On government leaders: I’m just wondering how long it will take before people finally wake up and rid this country of people like Donald Trump, Ron Johnson, Paul Ryan, Scott Walker and the cancer that is the entire Republican Party.
Wow, I never knew just how corrupt our governments are until the 2016 presidential election. If the U.S. is to survive, we must start electing honest people and put a limit on all elected and appointed offices. We the people are the only ones that can do this. Corruption must go. We don’t want a dictatorship country.
On the Trump economy: Donald Trump has been in office less than one year, and we’ve already had 70 new record highs in the stock market, and we now have the lowest number of people collecting unemployment in 44 years. To be fair, though, Barack Obama also broke a lot of records. He had the largest number of people on food stamps in America’s history. He added more debt to our country than all the other presidents combined, and he had the lowest employee participation rate in 40 years, so he deserves to be recognized for his accomplishments as well.

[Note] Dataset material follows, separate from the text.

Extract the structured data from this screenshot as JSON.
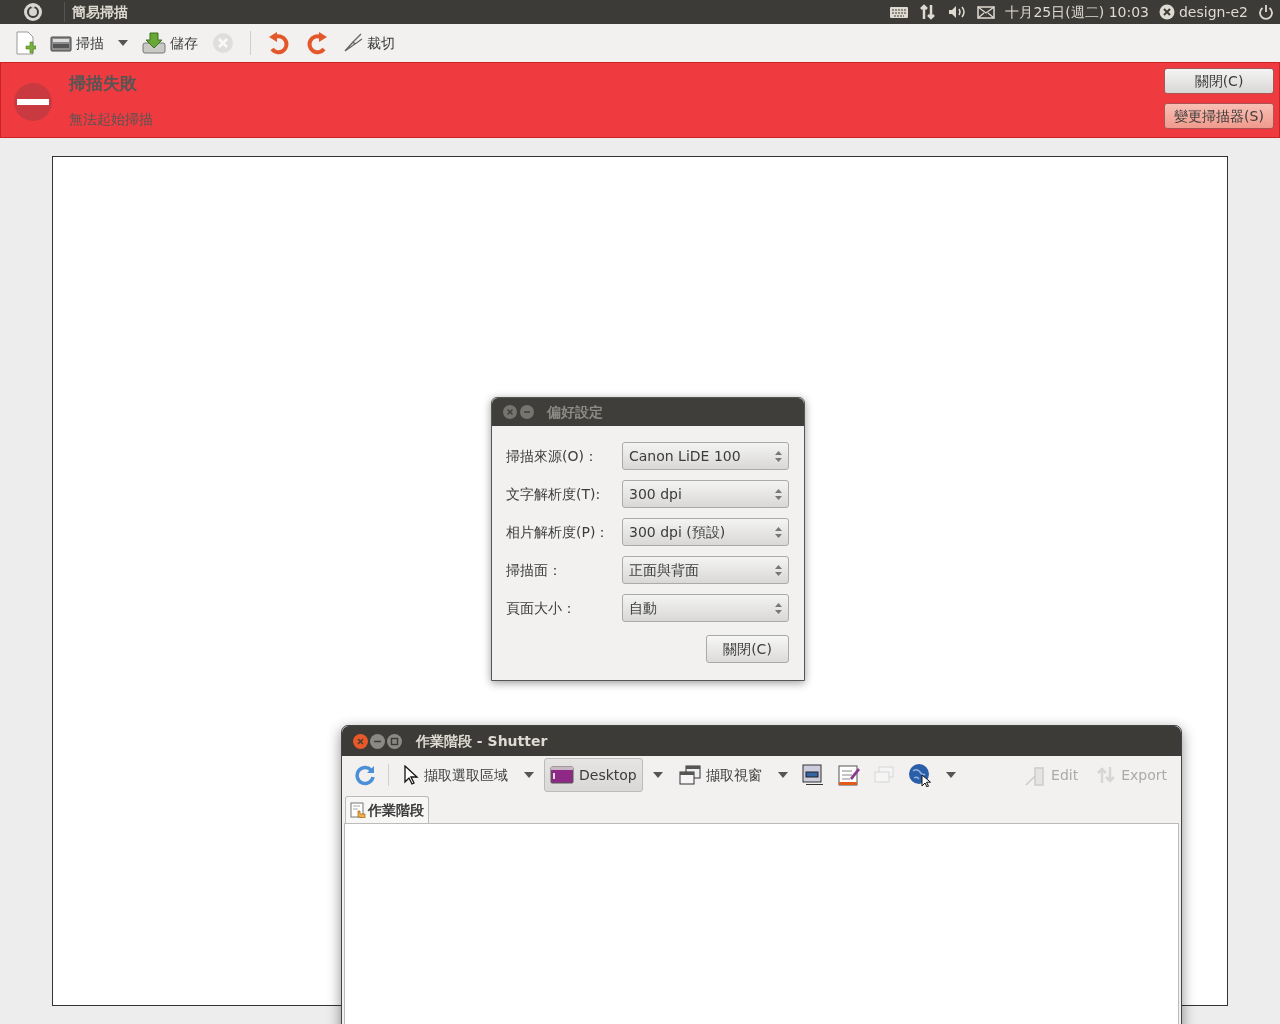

On Tuesday story (Page 5B), “Trump promises tax cuts by Christmas”: The subhead says, ‘Nonpartisan analysis says most will pay more by 2027,’ but then when you read the article, and it says half, not most. Half is not most, so that’s misleading. The Gazette made a pledge not to run fake news, yet they continue to run the stories from Associated Press, the kings of fake news.
On allegations against Charlie Rose: When accepting a private invitation to a man’s hotel room, who would not expect to see him come out of the shower naked? Was the crime here for stupidity or her gold-digging entrapment scheme.

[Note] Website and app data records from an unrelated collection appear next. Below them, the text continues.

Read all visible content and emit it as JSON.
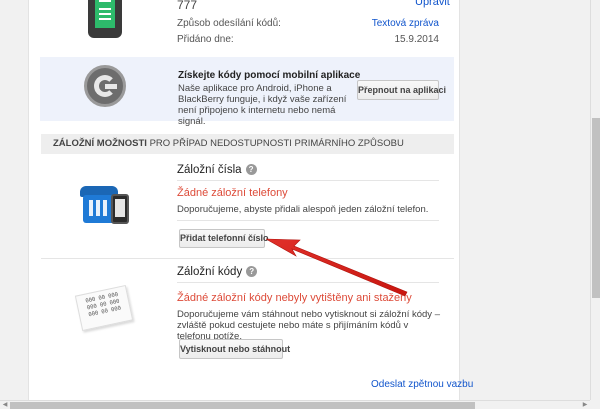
{
  "primary": {
    "phone_number": "777",
    "edit_link": "Upravit",
    "method_label": "Způsob odesílání kódů:",
    "method_value": "Textová zpráva",
    "added_label": "Přidáno dne:",
    "added_value": "15.9.2014"
  },
  "app_panel": {
    "title": "Získejte kódy pomocí mobilní aplikace",
    "description": "Naše aplikace pro Android, iPhone a BlackBerry funguje, i když vaše zařízení není připojeno k internetu nebo nemá signál.",
    "button": "Přepnout na aplikaci",
    "icon": "google-authenticator-icon"
  },
  "backup": {
    "header_bold": "ZÁLOŽNÍ MOŽNOSTI",
    "header_rest": " PRO PŘÍPAD NEDOSTUPNOSTI PRIMÁRNÍHO ZPŮSOBU",
    "numbers": {
      "title": "Záložní čísla",
      "help": "?",
      "empty": "Žádné záložní telefony",
      "hint": "Doporučujeme, abyste přidali alespoň jeden záložní telefon.",
      "button": "Přidat telefonní číslo",
      "icon": "desk-phone-icon"
    },
    "codes": {
      "title": "Záložní kódy",
      "help": "?",
      "empty": "Žádné záložní kódy nebyly vytištěny ani staženy",
      "hint": "Doporučujeme vám stáhnout nebo vytisknout si záložní kódy – zvláště pokud cestujete nebo máte s přijímáním kódů v telefonu potíže.",
      "button": "Vytisknout nebo stáhnout",
      "icon": "backup-codes-icon",
      "sheet_lines": [
        "000 00 000",
        "000 00 000",
        "000 00 000"
      ]
    }
  },
  "footer": {
    "feedback": "Odeslat zpětnou vazbu"
  },
  "colors": {
    "link": "#1155cc",
    "warning": "#dd4b39",
    "annotation_arrow": "#d9251c"
  }
}
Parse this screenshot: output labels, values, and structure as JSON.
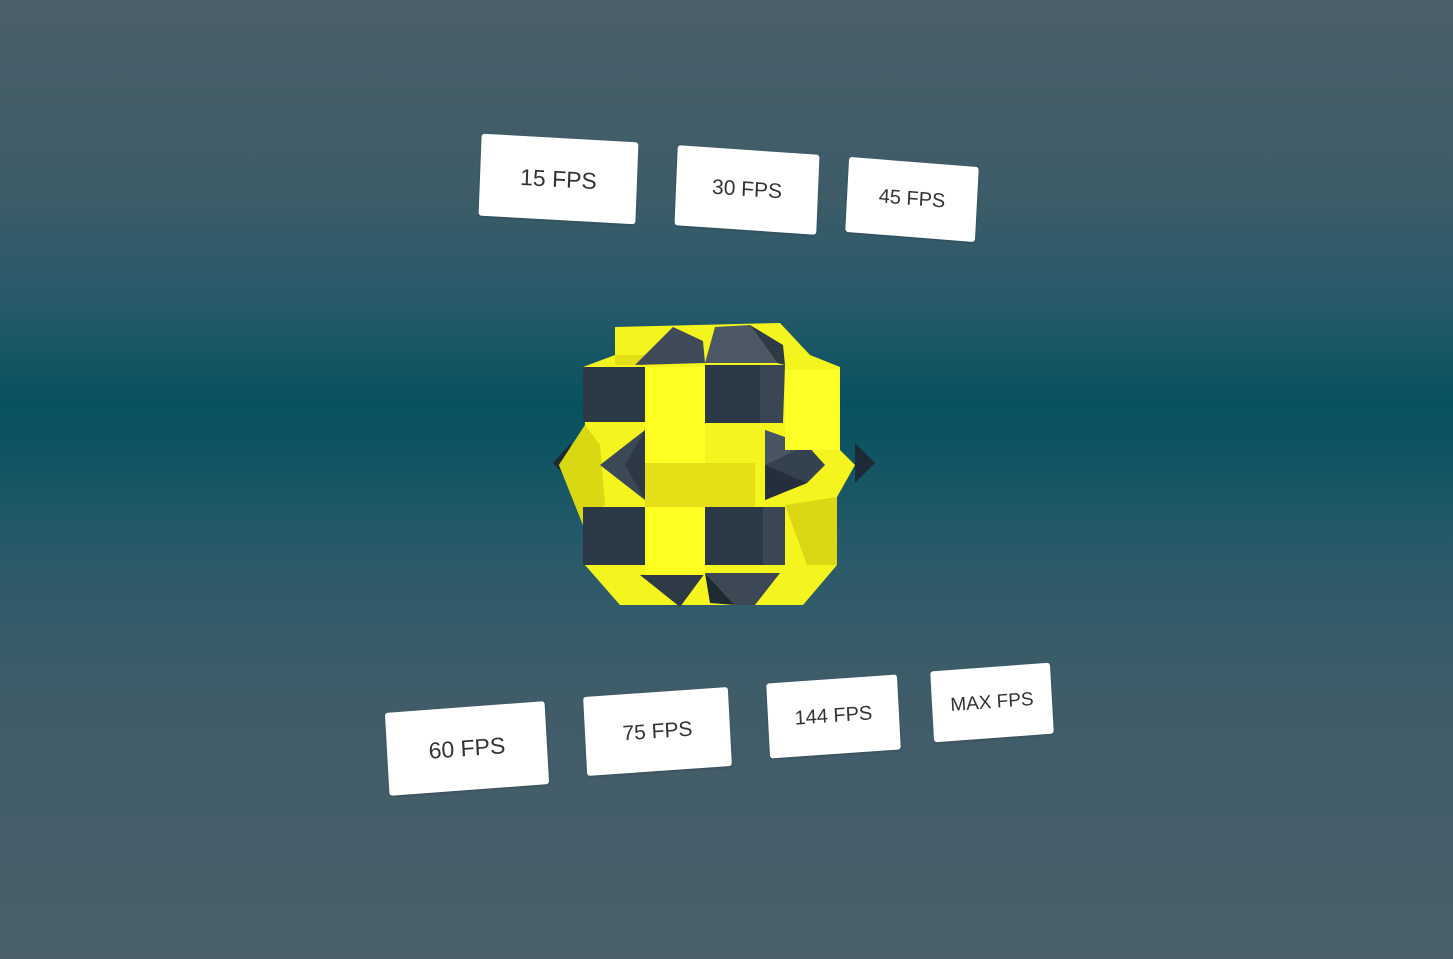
{
  "top_row": [
    {
      "label": "15 FPS"
    },
    {
      "label": "30 FPS"
    },
    {
      "label": "45 FPS"
    }
  ],
  "bottom_row": [
    {
      "label": "60 FPS"
    },
    {
      "label": "75 FPS"
    },
    {
      "label": "144 FPS"
    },
    {
      "label": "MAX FPS"
    }
  ],
  "colors": {
    "background_center": "#07525f",
    "background_edge": "#4b6069",
    "polyhedron_yellow": "#ffff22",
    "polyhedron_dark": "#2d3a48",
    "button_bg": "#ffffff",
    "button_text": "#333333"
  }
}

If you climb into the lion’s cage at the zoo at dinner time, do not pretend to be a victim.
I think it’s important that we know the difference, before we start name calling, between sexual harassment, sexual assault, sexual predator or sexual molester. I think many of these terms are not being used correctly.
On Democrat handling of sexual assault: You may be wondering why so many liberal Democrats are being hung out to dry for sexual misconduct. About 30 years ago, the Democratic Party and corrupt news media decided to protect a sexual predator named Bill Clinton and smear and destroy the women who came forward to tell the country what had been done to them.
On new report card for Janesville schools: It sounds like Superintendent Steve Pophal and district officials are making excuses for poor test results.
On supposedly hungry children: A recent CBS Sunday Morning program showed a segment on harvesting grain for America’s breadbasket followed by schools providing meals to hungry children initially, eliciting a feeling of shame by the viewer. But when viewed closer, one notices fancy backpacks worn by most children and texting on cellphones by older children. This kind of diminishes the feeling of shame.